:: Assignment ::
Whenever a line contains "color", include it in the count; reply with the number of such lines in the data and nothing else.

Task inputs below:

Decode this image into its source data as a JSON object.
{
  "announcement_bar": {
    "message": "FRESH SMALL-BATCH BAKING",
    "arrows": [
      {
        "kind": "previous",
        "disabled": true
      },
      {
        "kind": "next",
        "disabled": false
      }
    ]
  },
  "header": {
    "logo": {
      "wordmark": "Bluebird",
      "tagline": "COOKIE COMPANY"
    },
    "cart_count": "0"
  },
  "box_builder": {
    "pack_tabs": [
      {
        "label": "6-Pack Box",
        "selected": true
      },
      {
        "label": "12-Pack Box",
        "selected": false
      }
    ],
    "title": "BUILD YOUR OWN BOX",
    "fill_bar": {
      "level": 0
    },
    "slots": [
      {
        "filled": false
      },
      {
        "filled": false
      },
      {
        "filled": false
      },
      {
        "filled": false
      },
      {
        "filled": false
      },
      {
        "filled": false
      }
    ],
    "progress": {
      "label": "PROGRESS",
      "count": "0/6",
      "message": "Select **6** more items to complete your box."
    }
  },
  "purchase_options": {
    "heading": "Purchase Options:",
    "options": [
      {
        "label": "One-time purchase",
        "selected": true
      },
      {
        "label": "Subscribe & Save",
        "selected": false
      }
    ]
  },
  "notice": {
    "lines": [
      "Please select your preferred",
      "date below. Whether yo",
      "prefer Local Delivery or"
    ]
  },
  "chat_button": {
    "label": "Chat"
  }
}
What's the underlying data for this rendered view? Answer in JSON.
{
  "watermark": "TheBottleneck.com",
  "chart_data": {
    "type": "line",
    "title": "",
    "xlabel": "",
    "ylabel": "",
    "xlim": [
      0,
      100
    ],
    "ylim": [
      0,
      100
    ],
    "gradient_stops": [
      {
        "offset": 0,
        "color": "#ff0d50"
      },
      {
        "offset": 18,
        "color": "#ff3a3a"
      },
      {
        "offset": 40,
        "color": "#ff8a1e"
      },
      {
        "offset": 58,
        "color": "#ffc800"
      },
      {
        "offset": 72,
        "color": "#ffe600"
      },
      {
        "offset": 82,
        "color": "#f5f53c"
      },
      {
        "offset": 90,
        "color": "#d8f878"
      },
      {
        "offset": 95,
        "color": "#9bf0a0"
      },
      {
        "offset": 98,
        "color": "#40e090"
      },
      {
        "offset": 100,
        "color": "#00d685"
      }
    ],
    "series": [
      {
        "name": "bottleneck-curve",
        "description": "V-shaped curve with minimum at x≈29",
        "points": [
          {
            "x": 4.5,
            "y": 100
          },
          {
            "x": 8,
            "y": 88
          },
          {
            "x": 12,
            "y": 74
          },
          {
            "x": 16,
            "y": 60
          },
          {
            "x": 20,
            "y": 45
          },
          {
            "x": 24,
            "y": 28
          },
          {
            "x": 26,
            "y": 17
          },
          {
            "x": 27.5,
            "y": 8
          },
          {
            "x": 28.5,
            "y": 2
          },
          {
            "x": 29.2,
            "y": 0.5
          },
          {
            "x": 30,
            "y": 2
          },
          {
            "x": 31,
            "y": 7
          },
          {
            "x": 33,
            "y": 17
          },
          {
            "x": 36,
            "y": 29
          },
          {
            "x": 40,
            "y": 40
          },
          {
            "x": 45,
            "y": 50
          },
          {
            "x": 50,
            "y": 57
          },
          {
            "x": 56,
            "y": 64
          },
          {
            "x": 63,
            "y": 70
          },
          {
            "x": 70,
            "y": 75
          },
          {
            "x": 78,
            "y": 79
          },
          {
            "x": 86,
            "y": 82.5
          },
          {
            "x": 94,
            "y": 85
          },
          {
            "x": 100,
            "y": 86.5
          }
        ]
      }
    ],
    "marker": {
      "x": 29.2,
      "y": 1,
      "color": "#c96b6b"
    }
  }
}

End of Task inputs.

:: Written solution ::
11